#### RECORDS FOR THE TASK ####

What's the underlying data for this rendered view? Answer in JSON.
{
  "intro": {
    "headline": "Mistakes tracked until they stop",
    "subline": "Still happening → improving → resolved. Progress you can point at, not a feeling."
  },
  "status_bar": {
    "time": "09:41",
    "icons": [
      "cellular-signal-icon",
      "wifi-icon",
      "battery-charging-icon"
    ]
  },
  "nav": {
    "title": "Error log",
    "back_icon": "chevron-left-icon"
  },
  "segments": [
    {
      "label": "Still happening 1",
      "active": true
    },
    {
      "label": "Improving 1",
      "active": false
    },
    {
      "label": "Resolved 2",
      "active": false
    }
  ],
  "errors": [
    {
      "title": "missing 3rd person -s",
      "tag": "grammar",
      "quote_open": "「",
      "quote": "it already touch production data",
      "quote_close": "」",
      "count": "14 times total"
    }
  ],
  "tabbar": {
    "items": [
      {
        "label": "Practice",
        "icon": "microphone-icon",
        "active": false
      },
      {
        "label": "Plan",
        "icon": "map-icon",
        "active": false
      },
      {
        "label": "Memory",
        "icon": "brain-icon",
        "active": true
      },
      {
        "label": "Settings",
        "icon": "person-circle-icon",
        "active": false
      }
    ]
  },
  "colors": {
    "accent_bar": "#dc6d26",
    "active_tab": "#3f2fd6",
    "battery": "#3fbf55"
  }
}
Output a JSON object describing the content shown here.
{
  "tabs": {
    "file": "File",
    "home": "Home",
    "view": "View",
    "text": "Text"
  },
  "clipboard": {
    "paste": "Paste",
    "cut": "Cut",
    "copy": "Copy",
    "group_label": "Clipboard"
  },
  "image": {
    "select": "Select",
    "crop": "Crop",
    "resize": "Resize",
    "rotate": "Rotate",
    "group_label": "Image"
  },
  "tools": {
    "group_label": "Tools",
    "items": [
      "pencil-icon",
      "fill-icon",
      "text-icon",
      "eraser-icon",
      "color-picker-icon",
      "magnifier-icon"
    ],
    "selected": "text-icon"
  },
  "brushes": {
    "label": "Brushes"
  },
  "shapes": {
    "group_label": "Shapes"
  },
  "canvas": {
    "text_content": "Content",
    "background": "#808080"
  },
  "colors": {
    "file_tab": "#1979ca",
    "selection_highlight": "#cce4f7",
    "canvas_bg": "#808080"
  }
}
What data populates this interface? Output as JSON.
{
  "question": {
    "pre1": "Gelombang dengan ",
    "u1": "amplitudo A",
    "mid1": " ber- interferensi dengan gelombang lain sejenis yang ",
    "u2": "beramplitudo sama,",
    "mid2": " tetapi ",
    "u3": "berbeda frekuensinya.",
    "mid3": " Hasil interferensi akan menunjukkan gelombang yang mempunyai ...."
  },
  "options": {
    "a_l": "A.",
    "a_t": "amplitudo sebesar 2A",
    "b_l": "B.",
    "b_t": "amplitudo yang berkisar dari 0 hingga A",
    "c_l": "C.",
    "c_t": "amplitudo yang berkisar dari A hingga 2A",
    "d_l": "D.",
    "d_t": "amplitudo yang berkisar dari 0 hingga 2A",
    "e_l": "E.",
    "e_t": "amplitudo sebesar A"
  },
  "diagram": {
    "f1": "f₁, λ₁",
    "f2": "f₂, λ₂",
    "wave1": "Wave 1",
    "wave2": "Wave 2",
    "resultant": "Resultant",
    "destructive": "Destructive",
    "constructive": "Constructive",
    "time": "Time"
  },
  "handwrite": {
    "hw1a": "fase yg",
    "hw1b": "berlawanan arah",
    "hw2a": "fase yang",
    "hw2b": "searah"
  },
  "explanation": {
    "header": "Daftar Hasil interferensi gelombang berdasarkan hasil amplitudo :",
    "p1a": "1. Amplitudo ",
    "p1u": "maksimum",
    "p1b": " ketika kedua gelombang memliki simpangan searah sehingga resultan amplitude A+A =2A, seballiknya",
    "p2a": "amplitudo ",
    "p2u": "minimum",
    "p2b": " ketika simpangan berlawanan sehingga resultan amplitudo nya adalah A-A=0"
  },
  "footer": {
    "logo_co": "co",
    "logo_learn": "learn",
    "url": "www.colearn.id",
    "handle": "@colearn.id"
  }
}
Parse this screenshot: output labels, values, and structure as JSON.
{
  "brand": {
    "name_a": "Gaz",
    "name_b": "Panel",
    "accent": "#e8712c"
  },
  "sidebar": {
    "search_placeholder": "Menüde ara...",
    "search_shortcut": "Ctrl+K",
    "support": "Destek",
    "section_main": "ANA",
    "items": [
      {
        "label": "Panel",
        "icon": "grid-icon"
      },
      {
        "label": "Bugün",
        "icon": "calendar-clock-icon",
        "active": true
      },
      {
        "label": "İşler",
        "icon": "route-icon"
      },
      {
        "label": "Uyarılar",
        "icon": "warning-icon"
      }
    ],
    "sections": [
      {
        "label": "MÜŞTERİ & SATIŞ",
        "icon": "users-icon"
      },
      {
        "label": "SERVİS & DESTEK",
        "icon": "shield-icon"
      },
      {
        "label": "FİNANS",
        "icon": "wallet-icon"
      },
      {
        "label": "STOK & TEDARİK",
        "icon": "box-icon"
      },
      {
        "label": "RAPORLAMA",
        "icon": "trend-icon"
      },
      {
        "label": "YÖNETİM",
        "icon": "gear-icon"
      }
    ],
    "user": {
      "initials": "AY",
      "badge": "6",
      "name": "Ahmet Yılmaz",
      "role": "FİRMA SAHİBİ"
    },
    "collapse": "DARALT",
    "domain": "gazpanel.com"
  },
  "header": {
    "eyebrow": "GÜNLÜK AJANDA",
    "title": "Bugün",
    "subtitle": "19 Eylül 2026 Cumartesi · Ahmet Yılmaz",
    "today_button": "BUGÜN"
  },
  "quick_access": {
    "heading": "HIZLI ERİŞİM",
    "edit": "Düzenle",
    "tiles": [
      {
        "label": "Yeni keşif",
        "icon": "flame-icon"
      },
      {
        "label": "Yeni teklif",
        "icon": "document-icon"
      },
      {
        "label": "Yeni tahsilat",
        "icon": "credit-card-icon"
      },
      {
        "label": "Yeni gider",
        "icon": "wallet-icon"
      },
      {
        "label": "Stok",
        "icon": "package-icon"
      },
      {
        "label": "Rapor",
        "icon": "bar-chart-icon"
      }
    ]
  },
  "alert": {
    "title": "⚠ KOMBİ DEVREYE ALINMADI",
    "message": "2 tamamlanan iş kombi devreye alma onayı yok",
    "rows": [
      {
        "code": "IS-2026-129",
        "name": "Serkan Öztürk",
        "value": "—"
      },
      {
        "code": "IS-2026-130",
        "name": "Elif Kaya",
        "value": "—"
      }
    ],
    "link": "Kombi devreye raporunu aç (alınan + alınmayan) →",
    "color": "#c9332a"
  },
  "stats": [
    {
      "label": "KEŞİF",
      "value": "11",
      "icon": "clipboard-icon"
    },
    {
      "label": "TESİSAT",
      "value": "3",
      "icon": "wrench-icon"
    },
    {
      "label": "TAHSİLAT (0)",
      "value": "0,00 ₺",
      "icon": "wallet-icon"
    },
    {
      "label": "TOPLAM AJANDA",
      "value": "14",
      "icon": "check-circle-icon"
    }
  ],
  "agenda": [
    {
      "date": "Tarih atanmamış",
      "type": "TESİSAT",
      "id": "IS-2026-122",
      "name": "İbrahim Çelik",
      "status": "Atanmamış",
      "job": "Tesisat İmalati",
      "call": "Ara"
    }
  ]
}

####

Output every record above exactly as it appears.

What's the underlying data for this rendered view? Answer in JSON.
{
  "intro": {
    "headline": "Mistakes tracked until they stop",
    "subline": "Still happening → improving → resolved. Progress you can point at, not a feeling."
  },
  "status_bar": {
    "time": "09:41",
    "icons": [
      "cellular-signal-icon",
      "wifi-icon",
      "battery-charging-icon"
    ]
  },
  "nav": {
    "title": "Error log",
    "back_icon": "chevron-left-icon"
  },
  "segments": [
    {
      "label": "Still happening 1",
      "active": true
    },
    {
      "label": "Improving 1",
      "active": false
    },
    {
      "label": "Resolved 2",
      "active": false
    }
  ],
  "errors": [
    {
      "title": "missing 3rd person -s",
      "tag": "grammar",
      "quote_open": "「",
      "quote": "it already touch production data",
      "quote_close": "」",
      "count": "14 times total"
    }
  ],
  "tabbar": {
    "items": [
      {
        "label": "Practice",
        "icon": "microphone-icon",
        "active": false
      },
      {
        "label": "Plan",
        "icon": "map-icon",
        "active": false
      },
      {
        "label": "Memory",
        "icon": "brain-icon",
        "active": true
      },
      {
        "label": "Settings",
        "icon": "person-circle-icon",
        "active": false
      }
    ]
  },
  "colors": {
    "accent_bar": "#dc6d26",
    "active_tab": "#3f2fd6",
    "battery": "#3fbf55"
  }
}
Output a JSON object describing the content shown here.
{
  "tabs": {
    "file": "File",
    "home": "Home",
    "view": "View",
    "text": "Text"
  },
  "clipboard": {
    "paste": "Paste",
    "cut": "Cut",
    "copy": "Copy",
    "group_label": "Clipboard"
  },
  "image": {
    "select": "Select",
    "crop": "Crop",
    "resize": "Resize",
    "rotate": "Rotate",
    "group_label": "Image"
  },
  "tools": {
    "group_label": "Tools",
    "items": [
      "pencil-icon",
      "fill-icon",
      "text-icon",
      "eraser-icon",
      "color-picker-icon",
      "magnifier-icon"
    ],
    "selected": "text-icon"
  },
  "brushes": {
    "label": "Brushes"
  },
  "shapes": {
    "group_label": "Shapes"
  },
  "canvas": {
    "text_content": "Content",
    "background": "#808080"
  },
  "colors": {
    "file_tab": "#1979ca",
    "selection_highlight": "#cce4f7",
    "canvas_bg": "#808080"
  }
}
What data populates this interface? Output as JSON.
{
  "question": {
    "pre1": "Gelombang dengan ",
    "u1": "amplitudo A",
    "mid1": " ber- interferensi dengan gelombang lain sejenis yang ",
    "u2": "beramplitudo sama,",
    "mid2": " tetapi ",
    "u3": "berbeda frekuensinya.",
    "mid3": " Hasil interferensi akan menunjukkan gelombang yang mempunyai ...."
  },
  "options": {
    "a_l": "A.",
    "a_t": "amplitudo sebesar 2A",
    "b_l": "B.",
    "b_t": "amplitudo yang berkisar dari 0 hingga A",
    "c_l": "C.",
    "c_t": "amplitudo yang berkisar dari A hingga 2A",
    "d_l": "D.",
    "d_t": "amplitudo yang berkisar dari 0 hingga 2A",
    "e_l": "E.",
    "e_t": "amplitudo sebesar A"
  },
  "diagram": {
    "f1": "f₁, λ₁",
    "f2": "f₂, λ₂",
    "wave1": "Wave 1",
    "wave2": "Wave 2",
    "resultant": "Resultant",
    "destructive": "Destructive",
    "constructive": "Constructive",
    "time": "Time"
  },
  "handwrite": {
    "hw1a": "fase yg",
    "hw1b": "berlawanan arah",
    "hw2a": "fase yang",
    "hw2b": "searah"
  },
  "explanation": {
    "header": "Daftar Hasil interferensi gelombang berdasarkan hasil amplitudo :",
    "p1a": "1. Amplitudo ",
    "p1u": "maksimum",
    "p1b": " ketika kedua gelombang memliki simpangan searah sehingga resultan amplitude A+A =2A, seballiknya",
    "p2a": "amplitudo ",
    "p2u": "minimum",
    "p2b": " ketika simpangan berlawanan sehingga resultan amplitudo nya adalah A-A=0"
  },
  "footer": {
    "logo_co": "co",
    "logo_learn": "learn",
    "url": "www.colearn.id",
    "handle": "@colearn.id"
  }
}
Parse this screenshot: output labels, values, and structure as JSON.
{
  "brand": {
    "name_a": "Gaz",
    "name_b": "Panel",
    "accent": "#e8712c"
  },
  "sidebar": {
    "search_placeholder": "Menüde ara...",
    "search_shortcut": "Ctrl+K",
    "support": "Destek",
    "section_main": "ANA",
    "items": [
      {
        "label": "Panel",
        "icon": "grid-icon"
      },
      {
        "label": "Bugün",
        "icon": "calendar-clock-icon",
        "active": true
      },
      {
        "label": "İşler",
        "icon": "route-icon"
      },
      {
        "label": "Uyarılar",
        "icon": "warning-icon"
      }
    ],
    "sections": [
      {
        "label": "MÜŞTERİ & SATIŞ",
        "icon": "users-icon"
      },
      {
        "label": "SERVİS & DESTEK",
        "icon": "shield-icon"
      },
      {
        "label": "FİNANS",
        "icon": "wallet-icon"
      },
      {
        "label": "STOK & TEDARİK",
        "icon": "box-icon"
      },
      {
        "label": "RAPORLAMA",
        "icon": "trend-icon"
      },
      {
        "label": "YÖNETİM",
        "icon": "gear-icon"
      }
    ],
    "user": {
      "initials": "AY",
      "badge": "6",
      "name": "Ahmet Yılmaz",
      "role": "FİRMA SAHİBİ"
    },
    "collapse": "DARALT",
    "domain": "gazpanel.com"
  },
  "header": {
    "eyebrow": "GÜNLÜK AJANDA",
    "title": "Bugün",
    "subtitle": "19 Eylül 2026 Cumartesi · Ahmet Yılmaz",
    "today_button": "BUGÜN"
  },
  "quick_access": {
    "heading": "HIZLI ERİŞİM",
    "edit": "Düzenle",
    "tiles": [
      {
        "label": "Yeni keşif",
        "icon": "flame-icon"
      },
      {
        "label": "Yeni teklif",
        "icon": "document-icon"
      },
      {
        "label": "Yeni tahsilat",
        "icon": "credit-card-icon"
      },
      {
        "label": "Yeni gider",
        "icon": "wallet-icon"
      },
      {
        "label": "Stok",
        "icon": "package-icon"
      },
      {
        "label": "Rapor",
        "icon": "bar-chart-icon"
      }
    ]
  },
  "alert": {
    "title": "⚠ KOMBİ DEVREYE ALINMADI",
    "message": "2 tamamlanan iş kombi devreye alma onayı yok",
    "rows": [
      {
        "code": "IS-2026-129",
        "name": "Serkan Öztürk",
        "value": "—"
      },
      {
        "code": "IS-2026-130",
        "name": "Elif Kaya",
        "value": "—"
      }
    ],
    "link": "Kombi devreye raporunu aç (alınan + alınmayan) →",
    "color": "#c9332a"
  },
  "stats": [
    {
      "label": "KEŞİF",
      "value": "11",
      "icon": "clipboard-icon"
    },
    {
      "label": "TESİSAT",
      "value": "3",
      "icon": "wrench-icon"
    },
    {
      "label": "TAHSİLAT (0)",
      "value": "0,00 ₺",
      "icon": "wallet-icon"
    },
    {
      "label": "TOPLAM AJANDA",
      "value": "14",
      "icon": "check-circle-icon"
    }
  ],
  "agenda": [
    {
      "date": "Tarih atanmamış",
      "type": "TESİSAT",
      "id": "IS-2026-122",
      "name": "İbrahim Çelik",
      "status": "Atanmamış",
      "job": "Tesisat İmalati",
      "call": "Ara"
    }
  ]
}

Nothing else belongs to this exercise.